_What needs to be done_
Below are the records; pull every line that includes "expanded".

=== Input data ===

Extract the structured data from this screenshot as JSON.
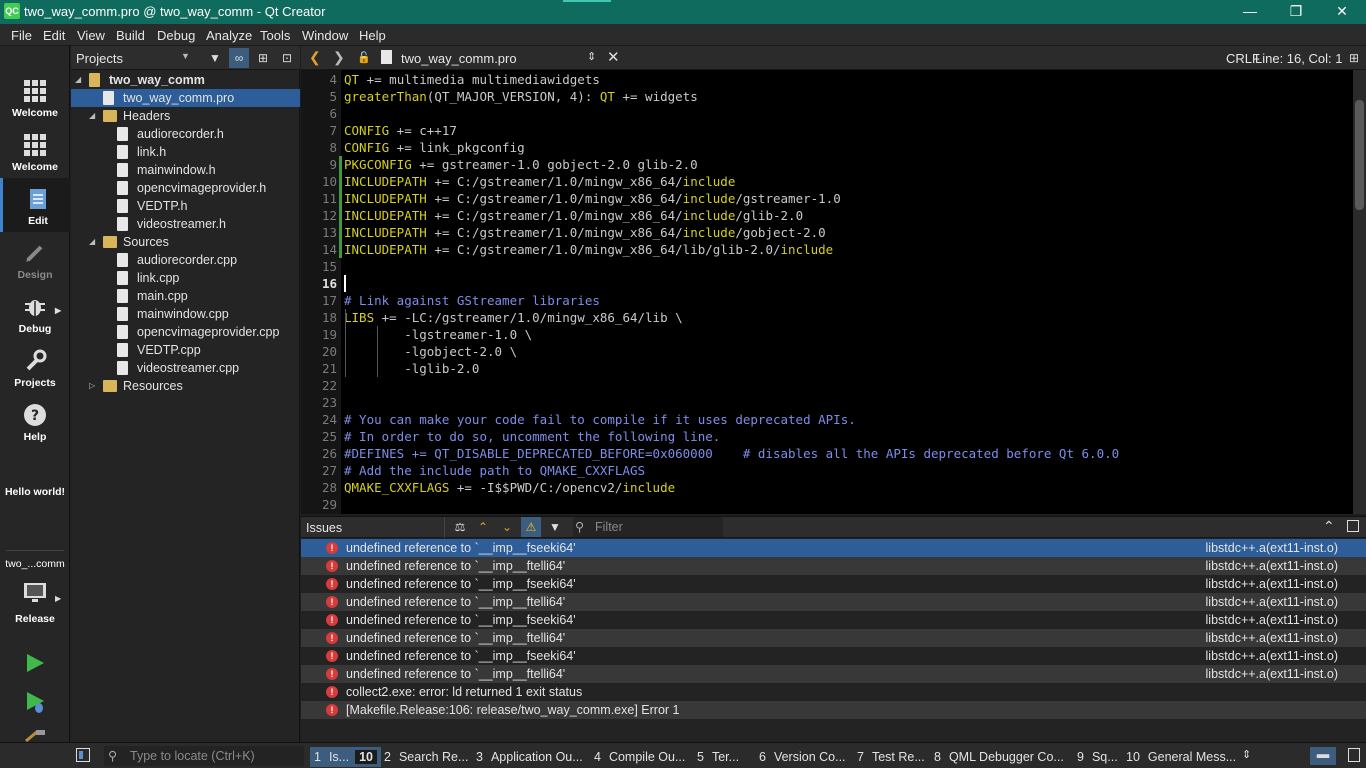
{
  "window": {
    "title": "two_way_comm.pro @ two_way_comm - Qt Creator",
    "app_icon_text": "QC",
    "minimize_icon": "minimize-icon",
    "maximize_icon": "restore-icon",
    "close_icon": "close-icon"
  },
  "menu": [
    "File",
    "Edit",
    "View",
    "Build",
    "Debug",
    "Analyze",
    "Tools",
    "Window",
    "Help"
  ],
  "modes": [
    {
      "label": "Welcome",
      "icon": "grid-icon"
    },
    {
      "label": "Welcome",
      "icon": "grid-icon"
    },
    {
      "label": "Edit",
      "icon": "document-icon"
    },
    {
      "label": "Design",
      "icon": "pen-icon"
    },
    {
      "label": "Debug",
      "icon": "bug-icon"
    },
    {
      "label": "Projects",
      "icon": "wrench-icon"
    },
    {
      "label": "Help",
      "icon": "help-icon"
    }
  ],
  "hello": "Hello world!",
  "kit": {
    "project": "two_...comm",
    "config": "Release"
  },
  "projects_panel": {
    "title": "Projects",
    "tree": [
      {
        "label": "two_way_comm",
        "level": 0,
        "kind": "project",
        "expanded": true,
        "bold": true
      },
      {
        "label": "two_way_comm.pro",
        "level": 1,
        "kind": "pro",
        "selected": true
      },
      {
        "label": "Headers",
        "level": 1,
        "kind": "folder",
        "expanded": true
      },
      {
        "label": "audiorecorder.h",
        "level": 2,
        "kind": "file"
      },
      {
        "label": "link.h",
        "level": 2,
        "kind": "file"
      },
      {
        "label": "mainwindow.h",
        "level": 2,
        "kind": "file"
      },
      {
        "label": "opencvimageprovider.h",
        "level": 2,
        "kind": "file"
      },
      {
        "label": "VEDTP.h",
        "level": 2,
        "kind": "file"
      },
      {
        "label": "videostreamer.h",
        "level": 2,
        "kind": "file"
      },
      {
        "label": "Sources",
        "level": 1,
        "kind": "folder",
        "expanded": true
      },
      {
        "label": "audiorecorder.cpp",
        "level": 2,
        "kind": "file"
      },
      {
        "label": "link.cpp",
        "level": 2,
        "kind": "file"
      },
      {
        "label": "main.cpp",
        "level": 2,
        "kind": "file"
      },
      {
        "label": "mainwindow.cpp",
        "level": 2,
        "kind": "file"
      },
      {
        "label": "opencvimageprovider.cpp",
        "level": 2,
        "kind": "file"
      },
      {
        "label": "VEDTP.cpp",
        "level": 2,
        "kind": "file"
      },
      {
        "label": "videostreamer.cpp",
        "level": 2,
        "kind": "file"
      },
      {
        "label": "Resources",
        "level": 1,
        "kind": "folder",
        "expanded": false
      }
    ]
  },
  "editor": {
    "file_name": "two_way_comm.pro",
    "line_ending": "CRLF",
    "position": "Line: 16, Col: 1",
    "current_line": 16,
    "lines": [
      {
        "n": 4,
        "changed": false,
        "parts": [
          [
            "kw",
            "QT"
          ],
          [
            "tx",
            " += multimedia multimediawidgets"
          ]
        ]
      },
      {
        "n": 5,
        "changed": false,
        "parts": [
          [
            "fn",
            "greaterThan"
          ],
          [
            "tx",
            "(QT_MAJOR_VERSION, 4): "
          ],
          [
            "kw",
            "QT"
          ],
          [
            "tx",
            " += widgets"
          ]
        ]
      },
      {
        "n": 6,
        "changed": false,
        "parts": []
      },
      {
        "n": 7,
        "changed": false,
        "parts": [
          [
            "kw",
            "CONFIG"
          ],
          [
            "tx",
            " += c++17"
          ]
        ]
      },
      {
        "n": 8,
        "changed": false,
        "parts": [
          [
            "kw",
            "CONFIG"
          ],
          [
            "tx",
            " += link_pkgconfig"
          ]
        ]
      },
      {
        "n": 9,
        "changed": true,
        "parts": [
          [
            "kw",
            "PKGCONFIG"
          ],
          [
            "tx",
            " += gstreamer-1.0 gobject-2.0 glib-2.0"
          ]
        ]
      },
      {
        "n": 10,
        "changed": true,
        "parts": [
          [
            "kw",
            "INCLUDEPATH"
          ],
          [
            "tx",
            " += C:/gstreamer/1.0/mingw_x86_64/"
          ],
          [
            "kw",
            "include"
          ]
        ]
      },
      {
        "n": 11,
        "changed": true,
        "parts": [
          [
            "kw",
            "INCLUDEPATH"
          ],
          [
            "tx",
            " += C:/gstreamer/1.0/mingw_x86_64/"
          ],
          [
            "kw",
            "include"
          ],
          [
            "tx",
            "/gstreamer-1.0"
          ]
        ]
      },
      {
        "n": 12,
        "changed": true,
        "parts": [
          [
            "kw",
            "INCLUDEPATH"
          ],
          [
            "tx",
            " += C:/gstreamer/1.0/mingw_x86_64/"
          ],
          [
            "kw",
            "include"
          ],
          [
            "tx",
            "/glib-2.0"
          ]
        ]
      },
      {
        "n": 13,
        "changed": true,
        "parts": [
          [
            "kw",
            "INCLUDEPATH"
          ],
          [
            "tx",
            " += C:/gstreamer/1.0/mingw_x86_64/"
          ],
          [
            "kw",
            "include"
          ],
          [
            "tx",
            "/gobject-2.0"
          ]
        ]
      },
      {
        "n": 14,
        "changed": true,
        "parts": [
          [
            "kw",
            "INCLUDEPATH"
          ],
          [
            "tx",
            " += C:/gstreamer/1.0/mingw_x86_64/lib/glib-2.0/"
          ],
          [
            "kw",
            "include"
          ]
        ]
      },
      {
        "n": 15,
        "changed": false,
        "parts": []
      },
      {
        "n": 16,
        "changed": false,
        "parts": []
      },
      {
        "n": 17,
        "changed": false,
        "parts": [
          [
            "cm",
            "# Link against GStreamer libraries"
          ]
        ]
      },
      {
        "n": 18,
        "changed": false,
        "parts": [
          [
            "kw",
            "LIBS"
          ],
          [
            "tx",
            " += -LC:/gstreamer/1.0/mingw_x86_64/lib \\"
          ]
        ]
      },
      {
        "n": 19,
        "changed": false,
        "parts": [
          [
            "tx",
            "        -lgstreamer-1.0 \\"
          ]
        ]
      },
      {
        "n": 20,
        "changed": false,
        "parts": [
          [
            "tx",
            "        -lgobject-2.0 \\"
          ]
        ]
      },
      {
        "n": 21,
        "changed": false,
        "parts": [
          [
            "tx",
            "        -lglib-2.0"
          ]
        ]
      },
      {
        "n": 22,
        "changed": false,
        "parts": []
      },
      {
        "n": 23,
        "changed": false,
        "parts": []
      },
      {
        "n": 24,
        "changed": false,
        "parts": [
          [
            "cm",
            "# You can make your code fail to compile if it uses deprecated APIs."
          ]
        ]
      },
      {
        "n": 25,
        "changed": false,
        "parts": [
          [
            "cm",
            "# In order to do so, uncomment the following line."
          ]
        ]
      },
      {
        "n": 26,
        "changed": false,
        "parts": [
          [
            "cm",
            "#DEFINES += QT_DISABLE_DEPRECATED_BEFORE=0x060000    # disables all the APIs deprecated before Qt 6.0.0"
          ]
        ]
      },
      {
        "n": 27,
        "changed": false,
        "parts": [
          [
            "cm",
            "# Add the include path to QMAKE_CXXFLAGS"
          ]
        ]
      },
      {
        "n": 28,
        "changed": false,
        "parts": [
          [
            "kw",
            "QMAKE_CXXFLAGS"
          ],
          [
            "tx",
            " += -I$$PWD/C:/opencv2/"
          ],
          [
            "kw",
            "include"
          ]
        ]
      },
      {
        "n": 29,
        "changed": false,
        "parts": []
      }
    ]
  },
  "issues_panel": {
    "title": "Issues",
    "filter_placeholder": "Filter",
    "rows": [
      {
        "desc": "undefined reference to `__imp__fseeki64'",
        "file": "libstdc++.a(ext11-inst.o)",
        "selected": true
      },
      {
        "desc": "undefined reference to `__imp__ftelli64'",
        "file": "libstdc++.a(ext11-inst.o)"
      },
      {
        "desc": "undefined reference to `__imp__fseeki64'",
        "file": "libstdc++.a(ext11-inst.o)"
      },
      {
        "desc": "undefined reference to `__imp__ftelli64'",
        "file": "libstdc++.a(ext11-inst.o)"
      },
      {
        "desc": "undefined reference to `__imp__fseeki64'",
        "file": "libstdc++.a(ext11-inst.o)"
      },
      {
        "desc": "undefined reference to `__imp__ftelli64'",
        "file": "libstdc++.a(ext11-inst.o)"
      },
      {
        "desc": "undefined reference to `__imp__fseeki64'",
        "file": "libstdc++.a(ext11-inst.o)"
      },
      {
        "desc": "undefined reference to `__imp__ftelli64'",
        "file": "libstdc++.a(ext11-inst.o)"
      },
      {
        "desc": "collect2.exe: error: ld returned 1 exit status",
        "file": ""
      },
      {
        "desc": "[Makefile.Release:106: release/two_way_comm.exe] Error 1",
        "file": ""
      }
    ]
  },
  "statusbar": {
    "locate_placeholder": "Type to locate (Ctrl+K)",
    "tabs": [
      {
        "num": "1",
        "label": "Is...",
        "badge": "10",
        "active": true
      },
      {
        "num": "2",
        "label": "Search Re..."
      },
      {
        "num": "3",
        "label": "Application Ou..."
      },
      {
        "num": "4",
        "label": "Compile Ou..."
      },
      {
        "num": "5",
        "label": "Ter..."
      },
      {
        "num": "6",
        "label": "Version Co..."
      },
      {
        "num": "7",
        "label": "Test Re..."
      },
      {
        "num": "8",
        "label": "QML Debugger Co..."
      },
      {
        "num": "9",
        "label": "Sq..."
      },
      {
        "num": "10",
        "label": "General Mess..."
      }
    ]
  },
  "colors": {
    "titlebar": "#0e6b5e",
    "selection": "#2d5e9a",
    "keyword": "#d6cf1b",
    "comment": "#7d8de8",
    "error": "#d83b3b"
  }
}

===

_Exercise response_
        "expanded": true,
        "expanded": true
        "expanded": true
        "expanded": false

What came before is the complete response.